Exercise goal:
Should any entry hold a picture, omit that picture and copy the rest of the entry exactly.

══ Exercise input

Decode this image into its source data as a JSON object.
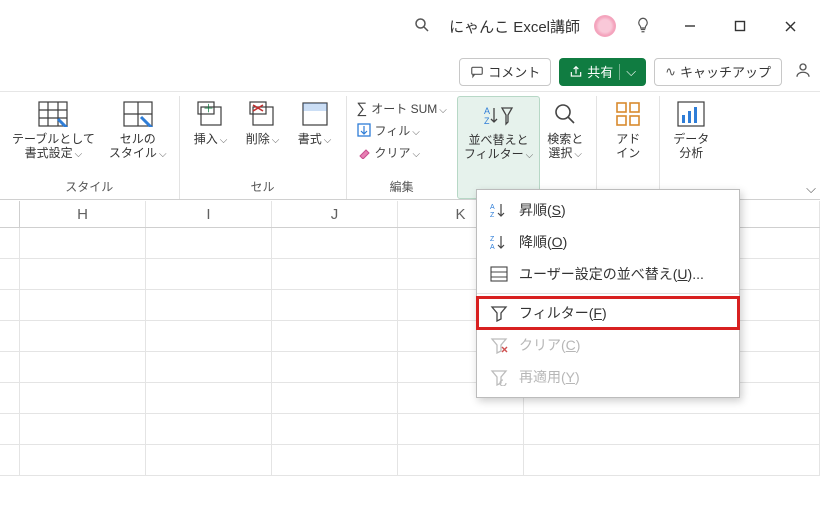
{
  "titlebar": {
    "title": "にゃんこ Excel講師"
  },
  "row2": {
    "comment": "コメント",
    "share": "共有",
    "catchup": "キャッチアップ"
  },
  "ribbon": {
    "styles": {
      "formatAsTable": "テーブルとして\n書式設定",
      "cellStyles": "セルの\nスタイル",
      "label": "スタイル"
    },
    "cells": {
      "insert": "挿入",
      "delete": "削除",
      "format": "書式",
      "label": "セル"
    },
    "editing": {
      "autosum": "オート SUM",
      "fill": "フィル",
      "clear": "クリア",
      "label": "編集",
      "sortFilter": "並べ替えと\nフィルター",
      "findSelect": "検索と\n選択"
    },
    "addins": {
      "label": "アド\nイン"
    },
    "analysis": {
      "label": "データ\n分析"
    }
  },
  "menu": {
    "asc": "昇順",
    "ascKey": "S",
    "desc": "降順",
    "descKey": "O",
    "custom": "ユーザー設定の並べ替え",
    "customKey": "U",
    "filter": "フィルター",
    "filterKey": "F",
    "clear": "クリア",
    "clearKey": "C",
    "reapply": "再適用",
    "reapplyKey": "Y"
  },
  "columns": [
    "H",
    "I",
    "J",
    "K"
  ]
}
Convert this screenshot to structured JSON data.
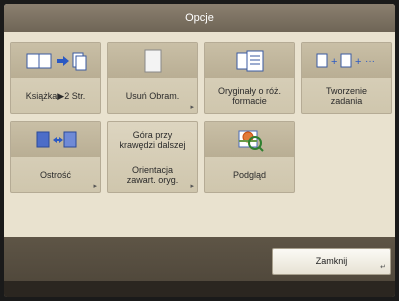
{
  "window": {
    "title": "Opcje"
  },
  "tiles": [
    {
      "label": "Książka▶2 Str.",
      "icon": "book-to-two-pages-icon"
    },
    {
      "label": "Usuń Obram.",
      "icon": "erase-frame-icon",
      "has_submenu_marker": true
    },
    {
      "label": "Oryginały o róż.\nformacie",
      "icon": "different-size-originals-icon"
    },
    {
      "label": "Tworzenie\nzadania",
      "icon": "job-build-icon"
    },
    {
      "label": "Ostrość",
      "icon": "sharpness-icon",
      "has_submenu_marker": true
    },
    {
      "top_label": "Góra przy\nkrawędzi dalszej",
      "label": "Orientacja\nzawart. oryg.",
      "icon": "",
      "has_submenu_marker": true
    },
    {
      "label": "Podgląd",
      "icon": "preview-icon"
    }
  ],
  "footer": {
    "close_label": "Zamknij"
  },
  "colors": {
    "title_bar": "#7a6f60",
    "panel": "#e9e2cf",
    "tile": "#d4cbb3"
  }
}
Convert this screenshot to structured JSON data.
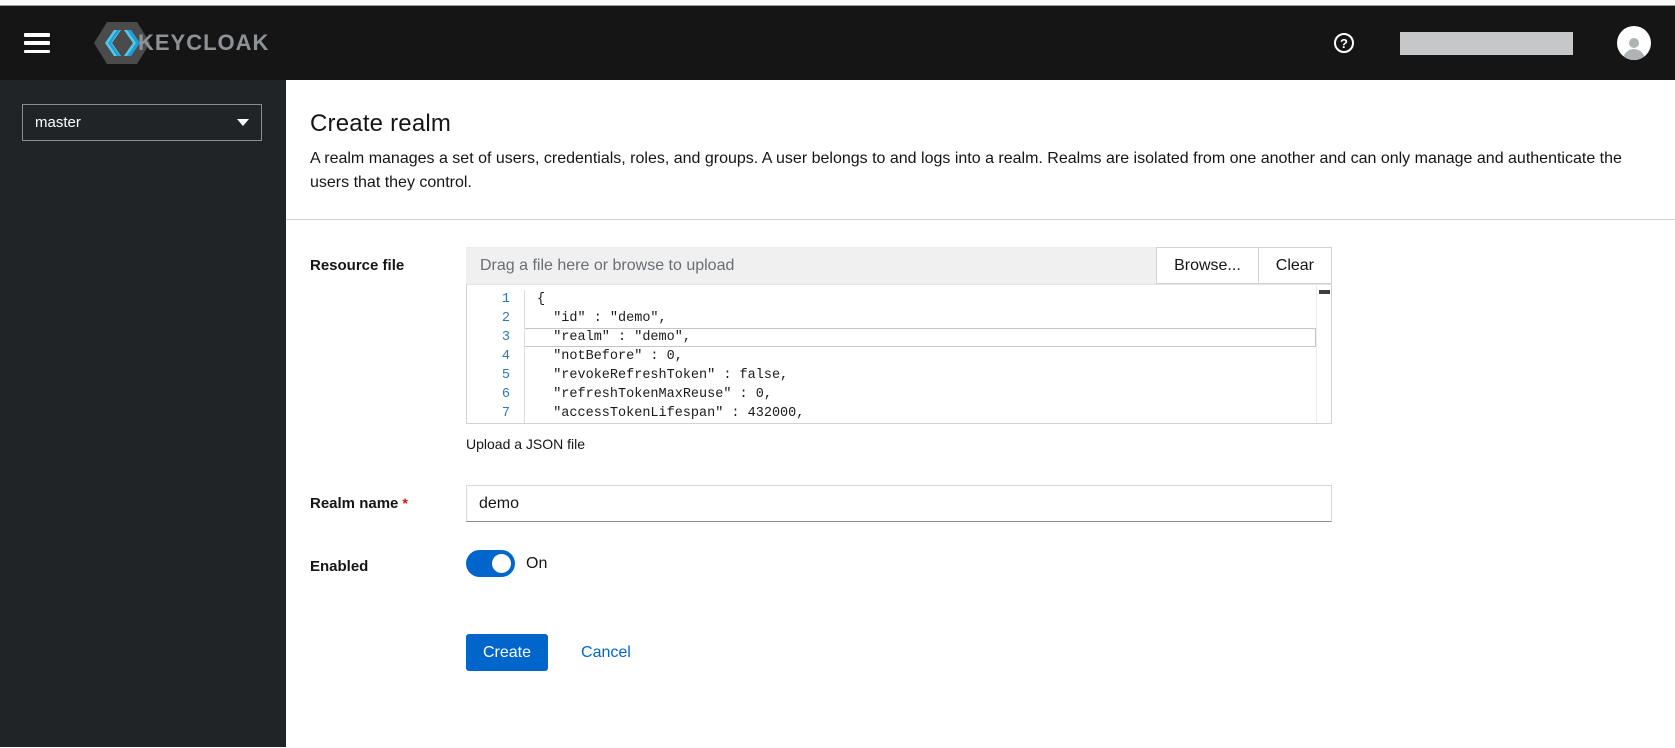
{
  "navbar": {
    "brand": "KEYCLOAK"
  },
  "sidebar": {
    "realm_selector": "master"
  },
  "page": {
    "title": "Create realm",
    "description": "A realm manages a set of users, credentials, roles, and groups. A user belongs to and logs into a realm. Realms are isolated from one another and can only manage and authenticate the users that they control."
  },
  "form": {
    "resource_file": {
      "label": "Resource file",
      "placeholder": "Drag a file here or browse to upload",
      "browse_label": "Browse...",
      "clear_label": "Clear",
      "helper": "Upload a JSON file",
      "editor_lines": [
        {
          "num": "1",
          "text": "{"
        },
        {
          "num": "2",
          "text": "  \"id\" : \"demo\","
        },
        {
          "num": "3",
          "text": "  \"realm\" : \"demo\",",
          "active": true
        },
        {
          "num": "4",
          "text": "  \"notBefore\" : 0,"
        },
        {
          "num": "5",
          "text": "  \"revokeRefreshToken\" : false,"
        },
        {
          "num": "6",
          "text": "  \"refreshTokenMaxReuse\" : 0,"
        },
        {
          "num": "7",
          "text": "  \"accessTokenLifespan\" : 432000,"
        }
      ]
    },
    "realm_name": {
      "label": "Realm name",
      "required_marker": "*",
      "value": "demo"
    },
    "enabled": {
      "label": "Enabled",
      "state_label": "On",
      "on": true
    },
    "actions": {
      "create_label": "Create",
      "cancel_label": "Cancel"
    }
  },
  "colors": {
    "accent": "#0066cc",
    "navbar_bg": "#151515",
    "sidebar_bg": "#212427",
    "required": "#c9190b",
    "line_number_blue": "#2b7bb9"
  }
}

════

Solution to this problem:
Decode this image into its source data as a JSON object.
{
  "titlebar": {
    "title": "にゃんこ Excel講師"
  },
  "row2": {
    "comment": "コメント",
    "share": "共有",
    "catchup": "キャッチアップ"
  },
  "ribbon": {
    "styles": {
      "formatAsTable": "テーブルとして\n書式設定",
      "cellStyles": "セルの\nスタイル",
      "label": "スタイル"
    },
    "cells": {
      "insert": "挿入",
      "delete": "削除",
      "format": "書式",
      "label": "セル"
    },
    "editing": {
      "autosum": "オート SUM",
      "fill": "フィル",
      "clear": "クリア",
      "label": "編集",
      "sortFilter": "並べ替えと\nフィルター",
      "findSelect": "検索と\n選択"
    },
    "addins": {
      "label": "アド\nイン"
    },
    "analysis": {
      "label": "データ\n分析"
    }
  },
  "menu": {
    "asc": "昇順",
    "ascKey": "S",
    "desc": "降順",
    "descKey": "O",
    "custom": "ユーザー設定の並べ替え",
    "customKey": "U",
    "filter": "フィルター",
    "filterKey": "F",
    "clear": "クリア",
    "clearKey": "C",
    "reapply": "再適用",
    "reapplyKey": "Y"
  },
  "columns": [
    "H",
    "I",
    "J",
    "K"
  ]
}
Convert this screenshot to structured JSON data.
{
  "window": {
    "title": "Opcje"
  },
  "tiles": [
    {
      "label": "Książka▶2 Str.",
      "icon": "book-to-two-pages-icon"
    },
    {
      "label": "Usuń Obram.",
      "icon": "erase-frame-icon",
      "has_submenu_marker": true
    },
    {
      "label": "Oryginały o róż.\nformacie",
      "icon": "different-size-originals-icon"
    },
    {
      "label": "Tworzenie\nzadania",
      "icon": "job-build-icon"
    },
    {
      "label": "Ostrość",
      "icon": "sharpness-icon",
      "has_submenu_marker": true
    },
    {
      "top_label": "Góra przy\nkrawędzi dalszej",
      "label": "Orientacja\nzawart. oryg.",
      "icon": "",
      "has_submenu_marker": true
    },
    {
      "label": "Podgląd",
      "icon": "preview-icon"
    }
  ],
  "footer": {
    "close_label": "Zamknij"
  },
  "colors": {
    "title_bar": "#7a6f60",
    "panel": "#e9e2cf",
    "tile": "#d4cbb3"
  }
}
Convert this screenshot to structured JSON data.
{
  "navbar": {
    "brand": "KEYCLOAK"
  },
  "sidebar": {
    "realm_selector": "master"
  },
  "page": {
    "title": "Create realm",
    "description": "A realm manages a set of users, credentials, roles, and groups. A user belongs to and logs into a realm. Realms are isolated from one another and can only manage and authenticate the users that they control."
  },
  "form": {
    "resource_file": {
      "label": "Resource file",
      "placeholder": "Drag a file here or browse to upload",
      "browse_label": "Browse...",
      "clear_label": "Clear",
      "helper": "Upload a JSON file",
      "editor_lines": [
        {
          "num": "1",
          "text": "{"
        },
        {
          "num": "2",
          "text": "  \"id\" : \"demo\","
        },
        {
          "num": "3",
          "text": "  \"realm\" : \"demo\",",
          "active": true
        },
        {
          "num": "4",
          "text": "  \"notBefore\" : 0,"
        },
        {
          "num": "5",
          "text": "  \"revokeRefreshToken\" : false,"
        },
        {
          "num": "6",
          "text": "  \"refreshTokenMaxReuse\" : 0,"
        },
        {
          "num": "7",
          "text": "  \"accessTokenLifespan\" : 432000,"
        }
      ]
    },
    "realm_name": {
      "label": "Realm name",
      "required_marker": "*",
      "value": "demo"
    },
    "enabled": {
      "label": "Enabled",
      "state_label": "On",
      "on": true
    },
    "actions": {
      "create_label": "Create",
      "cancel_label": "Cancel"
    }
  },
  "colors": {
    "accent": "#0066cc",
    "navbar_bg": "#151515",
    "sidebar_bg": "#212427",
    "required": "#c9190b",
    "line_number_blue": "#2b7bb9"
  }
}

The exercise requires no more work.